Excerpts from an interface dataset
..............................
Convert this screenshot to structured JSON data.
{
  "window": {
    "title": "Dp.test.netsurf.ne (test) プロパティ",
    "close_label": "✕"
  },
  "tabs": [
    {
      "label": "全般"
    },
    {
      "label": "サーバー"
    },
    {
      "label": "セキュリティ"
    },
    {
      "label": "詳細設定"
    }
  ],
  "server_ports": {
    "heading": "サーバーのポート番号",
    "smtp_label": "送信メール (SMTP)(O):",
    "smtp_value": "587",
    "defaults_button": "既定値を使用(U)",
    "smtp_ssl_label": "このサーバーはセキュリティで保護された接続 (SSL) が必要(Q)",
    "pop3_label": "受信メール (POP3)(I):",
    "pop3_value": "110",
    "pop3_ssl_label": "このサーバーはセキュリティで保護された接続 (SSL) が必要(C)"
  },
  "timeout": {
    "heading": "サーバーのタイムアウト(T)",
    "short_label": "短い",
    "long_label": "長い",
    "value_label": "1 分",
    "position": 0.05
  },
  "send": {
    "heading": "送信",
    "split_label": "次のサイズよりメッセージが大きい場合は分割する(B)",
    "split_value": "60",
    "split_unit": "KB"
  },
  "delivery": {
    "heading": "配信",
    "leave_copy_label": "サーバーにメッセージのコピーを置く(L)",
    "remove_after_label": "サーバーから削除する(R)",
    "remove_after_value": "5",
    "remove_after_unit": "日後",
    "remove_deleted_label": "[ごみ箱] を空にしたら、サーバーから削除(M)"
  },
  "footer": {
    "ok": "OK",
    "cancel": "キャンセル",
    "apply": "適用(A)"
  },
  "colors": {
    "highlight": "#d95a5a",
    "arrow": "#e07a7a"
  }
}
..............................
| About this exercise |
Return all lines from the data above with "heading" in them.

| Reply |
    "heading": "サーバーのポート番号",
    "heading": "サーバーのタイムアウト(T)",
    "heading": "送信",
    "heading": "配信",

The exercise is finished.